JACKSONVILLE, Fla. -- In the military, it's the combat decoration anyone can earn, but no one wants to accept - the Purple Heart.
This spring, Governor Rick Scott signed a bill declaring August 7 each year to be recognized as Florida Purple Heart Day.
And on Tuesday, Jacksonville's Military Affairs, Veterans and Disabled Services Division, along with military officials, veterans, and family members honored Purple Heart recipients on Purple Heart Day in front of the Veterans Memorial Wall.
Mattie Brown could not have been happier to sit in the audience and watch her son standing up front.
"It's a big honor. It's a big honor to know that he's still alive," she said.
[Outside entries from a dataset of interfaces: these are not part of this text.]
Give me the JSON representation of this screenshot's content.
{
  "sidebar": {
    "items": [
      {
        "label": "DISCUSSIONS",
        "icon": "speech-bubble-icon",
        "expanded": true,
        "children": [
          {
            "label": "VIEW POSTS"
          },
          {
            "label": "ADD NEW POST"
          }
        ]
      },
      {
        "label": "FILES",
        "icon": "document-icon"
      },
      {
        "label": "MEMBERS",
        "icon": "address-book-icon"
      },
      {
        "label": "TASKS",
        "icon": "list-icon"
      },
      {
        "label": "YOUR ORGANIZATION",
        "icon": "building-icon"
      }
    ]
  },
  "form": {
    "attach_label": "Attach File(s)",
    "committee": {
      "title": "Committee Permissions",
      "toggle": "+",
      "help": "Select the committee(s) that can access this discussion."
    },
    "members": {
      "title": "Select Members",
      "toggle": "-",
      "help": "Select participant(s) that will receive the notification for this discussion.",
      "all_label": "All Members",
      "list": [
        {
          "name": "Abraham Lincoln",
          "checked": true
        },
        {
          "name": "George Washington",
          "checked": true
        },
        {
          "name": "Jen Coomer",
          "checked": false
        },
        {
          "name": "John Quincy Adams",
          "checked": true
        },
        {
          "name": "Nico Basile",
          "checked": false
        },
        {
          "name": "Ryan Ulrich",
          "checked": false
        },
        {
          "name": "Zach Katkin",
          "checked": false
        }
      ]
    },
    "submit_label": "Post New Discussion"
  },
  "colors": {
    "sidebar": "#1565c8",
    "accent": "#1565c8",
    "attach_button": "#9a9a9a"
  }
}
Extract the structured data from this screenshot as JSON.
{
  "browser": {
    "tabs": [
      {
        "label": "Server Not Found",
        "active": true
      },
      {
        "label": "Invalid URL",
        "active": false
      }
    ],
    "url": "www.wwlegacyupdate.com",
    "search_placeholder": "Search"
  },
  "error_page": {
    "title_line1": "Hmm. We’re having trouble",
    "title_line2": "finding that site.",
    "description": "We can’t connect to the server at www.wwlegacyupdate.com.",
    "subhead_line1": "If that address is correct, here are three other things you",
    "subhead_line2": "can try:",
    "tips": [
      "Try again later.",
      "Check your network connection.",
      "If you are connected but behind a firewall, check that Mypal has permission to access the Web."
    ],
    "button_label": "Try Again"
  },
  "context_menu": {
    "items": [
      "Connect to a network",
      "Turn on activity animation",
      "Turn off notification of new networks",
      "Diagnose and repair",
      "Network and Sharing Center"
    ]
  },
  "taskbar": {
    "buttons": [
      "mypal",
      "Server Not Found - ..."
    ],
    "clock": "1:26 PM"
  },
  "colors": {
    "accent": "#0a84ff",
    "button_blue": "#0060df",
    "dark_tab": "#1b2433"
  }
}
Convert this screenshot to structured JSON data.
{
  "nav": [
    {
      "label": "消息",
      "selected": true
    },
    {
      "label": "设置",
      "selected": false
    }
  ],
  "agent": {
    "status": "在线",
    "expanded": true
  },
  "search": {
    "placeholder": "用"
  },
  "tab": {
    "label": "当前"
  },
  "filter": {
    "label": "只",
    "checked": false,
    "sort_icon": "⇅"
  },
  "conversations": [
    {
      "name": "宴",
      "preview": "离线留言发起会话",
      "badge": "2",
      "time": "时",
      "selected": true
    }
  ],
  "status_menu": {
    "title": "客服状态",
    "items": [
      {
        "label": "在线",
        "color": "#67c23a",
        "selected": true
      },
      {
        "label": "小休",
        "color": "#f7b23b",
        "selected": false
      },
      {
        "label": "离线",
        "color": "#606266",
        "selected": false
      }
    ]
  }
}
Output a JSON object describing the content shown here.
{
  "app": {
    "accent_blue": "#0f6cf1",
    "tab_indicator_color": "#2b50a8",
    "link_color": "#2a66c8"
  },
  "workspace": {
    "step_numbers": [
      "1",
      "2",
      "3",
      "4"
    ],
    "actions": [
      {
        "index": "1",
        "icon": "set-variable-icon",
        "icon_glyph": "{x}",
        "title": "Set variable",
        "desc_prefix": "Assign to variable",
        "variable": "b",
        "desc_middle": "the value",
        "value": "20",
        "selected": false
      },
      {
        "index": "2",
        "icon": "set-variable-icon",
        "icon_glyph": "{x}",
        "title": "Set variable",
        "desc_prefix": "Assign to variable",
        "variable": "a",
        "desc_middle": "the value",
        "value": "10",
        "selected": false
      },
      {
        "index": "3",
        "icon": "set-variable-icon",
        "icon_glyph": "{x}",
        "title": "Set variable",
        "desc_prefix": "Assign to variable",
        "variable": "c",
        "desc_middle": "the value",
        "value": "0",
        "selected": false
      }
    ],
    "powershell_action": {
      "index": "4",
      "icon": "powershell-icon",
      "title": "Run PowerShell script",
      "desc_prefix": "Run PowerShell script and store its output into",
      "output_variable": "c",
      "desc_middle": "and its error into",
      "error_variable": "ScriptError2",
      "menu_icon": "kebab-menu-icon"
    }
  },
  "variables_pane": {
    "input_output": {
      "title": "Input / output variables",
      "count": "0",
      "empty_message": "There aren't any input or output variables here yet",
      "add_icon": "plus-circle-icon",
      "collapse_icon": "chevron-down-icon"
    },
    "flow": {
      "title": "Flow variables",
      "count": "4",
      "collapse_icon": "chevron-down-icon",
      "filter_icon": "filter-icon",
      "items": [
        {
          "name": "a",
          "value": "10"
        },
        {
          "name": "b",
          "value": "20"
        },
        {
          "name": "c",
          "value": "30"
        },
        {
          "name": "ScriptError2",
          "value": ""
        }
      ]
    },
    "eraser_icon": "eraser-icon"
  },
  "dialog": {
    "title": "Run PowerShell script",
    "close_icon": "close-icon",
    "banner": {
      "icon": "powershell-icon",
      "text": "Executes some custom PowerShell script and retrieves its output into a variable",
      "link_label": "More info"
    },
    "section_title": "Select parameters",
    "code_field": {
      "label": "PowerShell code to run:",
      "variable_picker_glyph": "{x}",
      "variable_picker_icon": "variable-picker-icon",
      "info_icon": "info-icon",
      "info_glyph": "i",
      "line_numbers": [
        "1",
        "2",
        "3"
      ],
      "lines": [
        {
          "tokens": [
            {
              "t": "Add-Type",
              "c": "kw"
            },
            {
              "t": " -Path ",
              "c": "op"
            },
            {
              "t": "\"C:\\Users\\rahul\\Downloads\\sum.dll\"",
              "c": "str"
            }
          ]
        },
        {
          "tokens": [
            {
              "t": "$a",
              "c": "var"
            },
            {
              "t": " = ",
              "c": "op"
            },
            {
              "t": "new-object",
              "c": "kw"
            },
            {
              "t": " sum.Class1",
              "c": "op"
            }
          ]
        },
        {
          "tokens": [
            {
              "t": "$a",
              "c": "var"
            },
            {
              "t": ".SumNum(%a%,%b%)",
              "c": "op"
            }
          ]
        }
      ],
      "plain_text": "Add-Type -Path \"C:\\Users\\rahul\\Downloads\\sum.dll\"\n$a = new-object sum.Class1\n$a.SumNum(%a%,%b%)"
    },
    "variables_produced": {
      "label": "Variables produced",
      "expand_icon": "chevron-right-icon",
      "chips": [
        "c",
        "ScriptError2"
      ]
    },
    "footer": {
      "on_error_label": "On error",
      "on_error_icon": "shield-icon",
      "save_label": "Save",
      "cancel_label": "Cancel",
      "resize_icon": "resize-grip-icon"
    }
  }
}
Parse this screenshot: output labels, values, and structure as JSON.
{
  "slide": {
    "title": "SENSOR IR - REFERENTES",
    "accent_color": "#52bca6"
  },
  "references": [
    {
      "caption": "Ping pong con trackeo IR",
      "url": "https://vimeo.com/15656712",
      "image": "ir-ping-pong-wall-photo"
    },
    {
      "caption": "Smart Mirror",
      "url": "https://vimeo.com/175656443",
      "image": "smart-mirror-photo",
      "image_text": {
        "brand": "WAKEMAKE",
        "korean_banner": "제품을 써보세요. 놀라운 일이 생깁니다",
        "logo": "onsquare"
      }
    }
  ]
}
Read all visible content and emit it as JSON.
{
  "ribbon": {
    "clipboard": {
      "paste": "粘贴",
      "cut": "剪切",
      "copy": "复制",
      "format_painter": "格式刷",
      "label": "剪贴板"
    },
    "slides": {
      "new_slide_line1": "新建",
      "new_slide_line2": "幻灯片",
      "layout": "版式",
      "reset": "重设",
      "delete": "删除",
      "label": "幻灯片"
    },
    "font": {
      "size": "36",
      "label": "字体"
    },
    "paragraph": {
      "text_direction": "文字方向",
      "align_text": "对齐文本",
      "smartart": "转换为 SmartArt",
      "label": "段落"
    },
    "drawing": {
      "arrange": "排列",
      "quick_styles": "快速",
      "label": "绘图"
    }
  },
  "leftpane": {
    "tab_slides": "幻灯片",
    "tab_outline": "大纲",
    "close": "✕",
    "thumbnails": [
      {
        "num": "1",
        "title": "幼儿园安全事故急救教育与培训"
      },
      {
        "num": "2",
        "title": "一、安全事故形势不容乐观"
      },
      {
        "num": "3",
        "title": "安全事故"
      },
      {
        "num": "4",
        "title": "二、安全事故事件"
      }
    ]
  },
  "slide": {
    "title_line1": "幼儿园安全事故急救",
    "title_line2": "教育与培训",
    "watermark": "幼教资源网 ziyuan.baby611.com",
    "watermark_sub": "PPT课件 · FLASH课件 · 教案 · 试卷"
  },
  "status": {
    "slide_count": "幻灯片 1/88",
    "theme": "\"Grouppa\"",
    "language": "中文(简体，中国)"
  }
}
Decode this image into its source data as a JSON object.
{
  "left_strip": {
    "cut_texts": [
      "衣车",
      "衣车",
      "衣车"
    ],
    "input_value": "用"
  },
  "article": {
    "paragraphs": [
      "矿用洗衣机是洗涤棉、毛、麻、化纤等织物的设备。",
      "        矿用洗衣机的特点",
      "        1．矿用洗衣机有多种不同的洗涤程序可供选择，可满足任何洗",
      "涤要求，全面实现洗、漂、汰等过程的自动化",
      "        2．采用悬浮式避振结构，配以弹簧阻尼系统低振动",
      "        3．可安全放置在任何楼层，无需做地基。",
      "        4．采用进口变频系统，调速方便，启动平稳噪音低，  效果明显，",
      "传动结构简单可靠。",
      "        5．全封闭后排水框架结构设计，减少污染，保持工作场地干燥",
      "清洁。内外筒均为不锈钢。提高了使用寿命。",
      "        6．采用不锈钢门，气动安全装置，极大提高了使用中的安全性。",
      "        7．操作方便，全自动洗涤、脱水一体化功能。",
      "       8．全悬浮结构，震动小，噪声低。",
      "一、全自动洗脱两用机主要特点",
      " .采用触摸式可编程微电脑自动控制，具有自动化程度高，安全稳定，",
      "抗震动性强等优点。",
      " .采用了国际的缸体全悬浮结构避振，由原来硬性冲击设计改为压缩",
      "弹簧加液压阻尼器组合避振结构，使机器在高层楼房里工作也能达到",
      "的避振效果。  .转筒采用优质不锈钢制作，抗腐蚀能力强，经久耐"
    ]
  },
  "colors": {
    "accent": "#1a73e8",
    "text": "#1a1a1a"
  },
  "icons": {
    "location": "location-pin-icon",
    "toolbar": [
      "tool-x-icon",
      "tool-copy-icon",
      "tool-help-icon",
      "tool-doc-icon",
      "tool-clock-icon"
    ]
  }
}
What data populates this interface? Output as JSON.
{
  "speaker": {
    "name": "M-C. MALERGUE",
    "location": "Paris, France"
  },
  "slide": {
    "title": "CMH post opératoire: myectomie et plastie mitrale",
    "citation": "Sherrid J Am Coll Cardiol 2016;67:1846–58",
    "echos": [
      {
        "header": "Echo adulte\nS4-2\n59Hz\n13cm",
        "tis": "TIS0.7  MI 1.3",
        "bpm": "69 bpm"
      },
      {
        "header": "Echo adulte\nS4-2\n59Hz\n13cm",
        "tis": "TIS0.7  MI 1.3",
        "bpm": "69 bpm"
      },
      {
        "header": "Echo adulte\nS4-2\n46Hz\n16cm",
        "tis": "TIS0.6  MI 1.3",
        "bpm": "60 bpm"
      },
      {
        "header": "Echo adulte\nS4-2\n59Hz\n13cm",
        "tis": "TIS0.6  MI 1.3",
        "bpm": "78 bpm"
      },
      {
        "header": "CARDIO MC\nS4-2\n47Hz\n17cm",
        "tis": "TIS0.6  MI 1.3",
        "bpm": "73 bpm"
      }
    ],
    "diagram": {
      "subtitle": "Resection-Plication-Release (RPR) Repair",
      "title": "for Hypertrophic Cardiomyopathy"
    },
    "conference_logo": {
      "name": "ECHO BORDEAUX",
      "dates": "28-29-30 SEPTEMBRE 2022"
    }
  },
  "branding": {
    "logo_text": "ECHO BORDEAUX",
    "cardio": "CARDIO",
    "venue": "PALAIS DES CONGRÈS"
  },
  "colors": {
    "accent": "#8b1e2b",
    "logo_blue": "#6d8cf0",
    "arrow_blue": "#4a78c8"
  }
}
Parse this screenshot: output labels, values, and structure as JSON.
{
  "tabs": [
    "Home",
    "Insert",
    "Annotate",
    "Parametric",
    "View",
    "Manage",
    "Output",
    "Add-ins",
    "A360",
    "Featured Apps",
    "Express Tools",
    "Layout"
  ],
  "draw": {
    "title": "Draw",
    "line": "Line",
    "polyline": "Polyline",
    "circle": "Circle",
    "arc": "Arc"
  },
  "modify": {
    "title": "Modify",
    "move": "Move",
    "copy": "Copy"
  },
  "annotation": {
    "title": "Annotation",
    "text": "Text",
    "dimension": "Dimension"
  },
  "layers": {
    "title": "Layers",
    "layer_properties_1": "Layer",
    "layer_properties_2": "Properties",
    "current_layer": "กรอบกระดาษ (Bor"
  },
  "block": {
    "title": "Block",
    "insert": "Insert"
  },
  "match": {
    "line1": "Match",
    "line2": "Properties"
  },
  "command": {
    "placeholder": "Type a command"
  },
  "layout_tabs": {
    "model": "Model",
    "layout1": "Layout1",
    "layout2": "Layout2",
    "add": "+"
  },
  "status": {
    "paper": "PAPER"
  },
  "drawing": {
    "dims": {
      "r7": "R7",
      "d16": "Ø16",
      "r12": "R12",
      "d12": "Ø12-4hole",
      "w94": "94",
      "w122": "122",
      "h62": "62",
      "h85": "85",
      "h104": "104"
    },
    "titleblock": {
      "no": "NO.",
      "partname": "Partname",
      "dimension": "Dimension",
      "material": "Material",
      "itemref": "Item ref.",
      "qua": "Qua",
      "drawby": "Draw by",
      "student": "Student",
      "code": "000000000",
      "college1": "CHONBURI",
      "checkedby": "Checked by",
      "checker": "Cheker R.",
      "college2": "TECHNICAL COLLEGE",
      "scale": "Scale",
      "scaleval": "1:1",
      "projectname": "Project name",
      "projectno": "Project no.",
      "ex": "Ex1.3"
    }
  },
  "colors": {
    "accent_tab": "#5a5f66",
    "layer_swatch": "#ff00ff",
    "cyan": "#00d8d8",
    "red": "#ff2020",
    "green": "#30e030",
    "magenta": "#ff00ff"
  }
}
Lee Brown III, a Senior Vice Commander, is what you'd call a survivor.
"I was injured in 1986 as a result of a Libyan terrorist bombing," he explained.
Brown is one of an estimated 1.7 million recipients of the Purple Heart, a medal awarded to members of the Armed Forces who are wounded or killed in action.
To some, the honor is a painful reminder.
"It's always emotional to stand here. I'm here, my friends are on the wall," said Purple Heart recipient and Vietnam War veteran Tony Daleo.
Those who gathered hung their heads, bowed in honor and in prayer. It was a group united by heartbreak, but bound by the honor that the Purple Heart brings.
"Vets come home and we never know what we're coming home to. It's not the same world that we left. But with the support of friends and family, we're always able to get through it," said Brown.
Following the ceremony, those in attendance walked the ceremonial Purple Heart trail. It's a quarter-mile walk that begins at the Veterans Memorial Wall and ends at the Veterans Memorial Arena.